More and more search marketers are cottoning on to the ROAS potential of Google Shopping or Product Listing Ads (PLAs). But do we really understand how to master Google Shopping and make our PLA campaigns profitable? In his talk, Christian Scharmüller introduced three dimensions search marketers can use to maximise their Google Shopping performance.

 

Image Credit: BigCommerce

 

  1. Campaign Granularity = Key

When we’re building campaigns for the Search network, it’s easy to organise ad groups and keywords together into a well-targeted structure in which to write relevant and engaging ad copy. But as Google Shopping does not allow you to bid explicitly at a keyword level and your ads are products instead, it can be less obvious to know what a well-targeted Shopping campaign structure looks like.

A common approach when setting up a Google Shopping campaign is organising by broad categories or brands in much the same way as you would in Search campaigns. Using conversion data from these categories or brands, bids can be adjusted to maximise profitability based on the ROAS of each. Sounds good, right?

Sadly, however, it’s not that simple. On the Shopping network this approach is far too broad: in each brands and categories there will almost always be clear winners but also certain products which are costing your campaign a lot without generating any sales, and therefore dragging down the performance of an entire brand or category.

When it comes to Google Shopping, as Christian Scharmüller explained, the key is granularity. Segmenting your Shopping campaign not by category or brand but instead by individual product stock keeping unit ID (or SKU) allows you to apply bids at a much more granular level, and gives you greater control over performance differences by individual products.

Christian even suggested splitting products out into individual ad groups or, after a period of data collection, breaking consistent ‘top performing’ product SKUs out into their own ad group in order to apply bids more competitively to these highly profitable items.

 

  1. Segment At Device Level

Google Shopping is primarily a mobile-first channel, and the click share now stands at over 50% on mobile devices compared to around 30% on desktop and less than 20% on tablet devices. But it’s often the case that although mobile is the key driver of traffic in Shopping campaigns, conversion rates are much lower than on desktop devices. This observation will often lead marketers turning towards bid adjustments at device level, reducing bids on mobile devices and countering this with more competitive bidding on high-converting desktop devices.

We can, however, take this a step further. Christian suggested experimenting with a device-targeting Shopping strategy by which campaigns are duplicated twice, and in each campaign two devices are entirely excluded using -100% bid adjustments.

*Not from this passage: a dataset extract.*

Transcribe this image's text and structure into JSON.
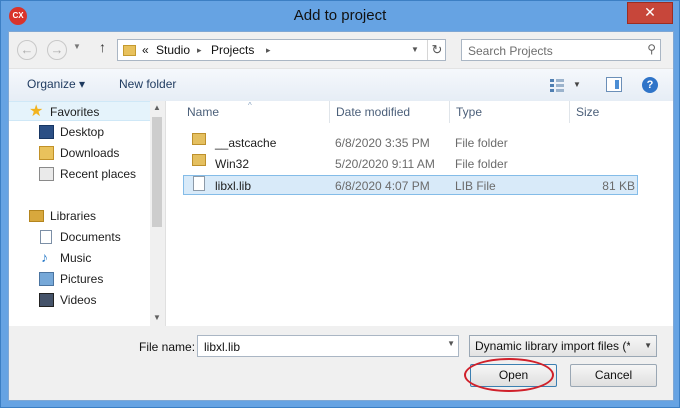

This approach would leave us with three campaigns: one mobile-only, one desktop-only and one tablet-only. Bids can then be applied accordingly based on historical performance of each device as well as individual product SKU performance, resulting in three highly controlled campaigns delivering profitable results.

 

  1. Search Query “Sculpting”

As Google Shopping doesn’t allow keyword targeting, it will match all users’ search terms to the most relevant product in your Shopping campaign. Assuming all search queries were created equal, this wouldn’t be a problem.

As search marketers, though, we know this simply isn’t the case. Different search queries are likely to result in very different ROAS, so when bids are reduced to combat poor ROAS for some search queries will also impact queries generating high ROAS if all searches are filtering into a single campaign. The question is, how do we combat this?

Christian outlined a fairly new Shopping campaign optimisation technique called search query sculpting, which involves identifying the different types of searches users are inputting to click on your Shopping ads and segmenting them by performance to form the basis of your Shopping campaign structure.

Then, using the Google Shopping campaign priority settings and creating lists of negative keywords in the AdWords Shared Library, search marketers can gain control over not only the types of searches filtering into each campaign, but the amount of spend channelled into them.

As the diagram below demonstrates, applying a ‘High’ priority setting and a Shared Library list of brand-related negative keywords to a campaign creates an area in which clicks from only generic, low-intent search queries will be filtered.

Branded queries will then be filtered into the ‘Medium’ priority campaign, having been blocked from showing in the ‘High’ priority campaign.

If there’s a third common query or theme of searches that your Shopping campaigns often attract and that generates a high ROAS, these can also be filtered into a third ‘Low’ priority campaign by adding these high-performing queries as negatives to the ‘Medium’ campaign.

 

Image Credit: Whoop App

 

Once you’re confident you have a search query filtering technique that will be profitable, you can apply bids on a priority basis depending on campaign performance. Applying lower bids to more generic queries but bidding more competitively in campaigns filtering branded or higher intent queries will channel spend into more profitable areas, driving the ROAS of your Google Shopping campaigns up.

Find the full slides to Christian’s talk here.

Lauren Capon

PPC Account Executive